It is to be understood that I do not wish to limit the application of the novel principles involved in any way and accordingly the drawing and descriptive matter in all cases are to be interpreted as illustrative of the invention rather than as limiting the scope thereof. It is contemplated that various changes within the principle of the invention and scope of the appended claims may 4 be made in the various elements which comprise the ole to achieve the same result.
1. In a three wheeled vehicle, a front wheel assembly having a single ground engaging rotatable wheel, a frame unit including support means for a rider connected to said wheel assembly whereby the latter may turn in a lateral plane relative to the former, a transversely disposed rear bearing plate on said frame, a rear wheel assembly having a pair of spaced apart wheels in abreast arrangement, each of which is outward of said front Wheel, a housing unit for said rear wheel assembly having a transverse wall in bearing engagement with said rear plate on the frame, a longitudinal shaft carried between said frame and housing below the axes of said wheels, one of said frame and housing units being pivotal on said shaft to permit it to tilt relative to the other unit, and disengageable means locking said rear plate and housing to prevent relative movement of the relatively tiltable units.

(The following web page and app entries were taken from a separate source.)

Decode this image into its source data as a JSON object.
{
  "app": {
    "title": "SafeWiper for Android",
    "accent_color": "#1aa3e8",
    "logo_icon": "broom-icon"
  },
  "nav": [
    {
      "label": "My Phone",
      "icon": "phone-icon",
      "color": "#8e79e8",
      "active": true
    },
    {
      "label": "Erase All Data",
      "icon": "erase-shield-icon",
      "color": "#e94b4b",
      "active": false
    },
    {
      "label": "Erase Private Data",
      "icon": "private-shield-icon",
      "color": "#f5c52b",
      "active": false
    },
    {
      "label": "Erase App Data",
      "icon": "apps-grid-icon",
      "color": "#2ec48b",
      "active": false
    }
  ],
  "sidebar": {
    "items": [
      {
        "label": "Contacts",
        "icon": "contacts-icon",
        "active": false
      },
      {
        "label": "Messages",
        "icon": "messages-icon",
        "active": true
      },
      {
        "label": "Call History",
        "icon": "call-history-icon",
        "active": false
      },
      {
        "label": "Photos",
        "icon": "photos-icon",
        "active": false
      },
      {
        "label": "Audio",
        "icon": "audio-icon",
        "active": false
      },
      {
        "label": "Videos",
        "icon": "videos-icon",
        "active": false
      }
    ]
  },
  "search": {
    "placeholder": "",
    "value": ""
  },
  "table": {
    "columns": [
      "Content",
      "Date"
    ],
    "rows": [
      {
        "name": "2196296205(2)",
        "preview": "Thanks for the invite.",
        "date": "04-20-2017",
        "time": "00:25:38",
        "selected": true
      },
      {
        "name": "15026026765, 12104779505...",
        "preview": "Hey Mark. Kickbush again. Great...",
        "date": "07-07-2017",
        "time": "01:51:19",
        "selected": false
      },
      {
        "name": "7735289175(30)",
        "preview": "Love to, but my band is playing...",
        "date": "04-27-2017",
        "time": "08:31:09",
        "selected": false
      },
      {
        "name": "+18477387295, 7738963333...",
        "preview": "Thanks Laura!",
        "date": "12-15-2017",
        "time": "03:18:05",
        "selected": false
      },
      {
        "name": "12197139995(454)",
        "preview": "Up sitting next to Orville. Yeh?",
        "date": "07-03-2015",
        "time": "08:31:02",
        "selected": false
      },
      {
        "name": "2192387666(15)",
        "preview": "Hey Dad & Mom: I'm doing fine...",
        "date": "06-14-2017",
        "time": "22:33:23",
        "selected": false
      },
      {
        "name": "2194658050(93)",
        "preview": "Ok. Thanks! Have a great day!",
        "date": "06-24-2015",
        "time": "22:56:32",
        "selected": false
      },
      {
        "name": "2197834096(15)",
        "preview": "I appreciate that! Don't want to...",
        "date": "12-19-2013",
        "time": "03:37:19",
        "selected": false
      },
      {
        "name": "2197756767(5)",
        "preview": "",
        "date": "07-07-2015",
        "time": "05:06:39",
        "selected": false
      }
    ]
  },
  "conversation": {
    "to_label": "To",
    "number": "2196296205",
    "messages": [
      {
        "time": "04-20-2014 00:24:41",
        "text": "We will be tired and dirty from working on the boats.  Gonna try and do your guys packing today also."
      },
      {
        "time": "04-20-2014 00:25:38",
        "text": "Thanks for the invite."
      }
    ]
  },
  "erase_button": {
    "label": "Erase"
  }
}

2. The combination defined in claim 1 in which openings are provided in said plate and the transverse wall of the housing which are in alignment when the front and rear wheel assemblies are properly longitudinally aligned, and said disengageable means comprises a latch pin received in said openings.
vehi- References Cited in the file of this patent UNITED STATES PATENTS 2,027,254 Vogt Jan. 7, 1936 2,173,068 Schroeder Sept. 12, 1939 2,714,017 Mendez July 26, 1955 2,722,428 Longbotham Nov. 1, 1955 FOREIGN PATENTS 929,051 Germany June 16, 1955 262,242 Great Britain Dec. 9, 1926 113,808 Sweden Apr. 10, 1945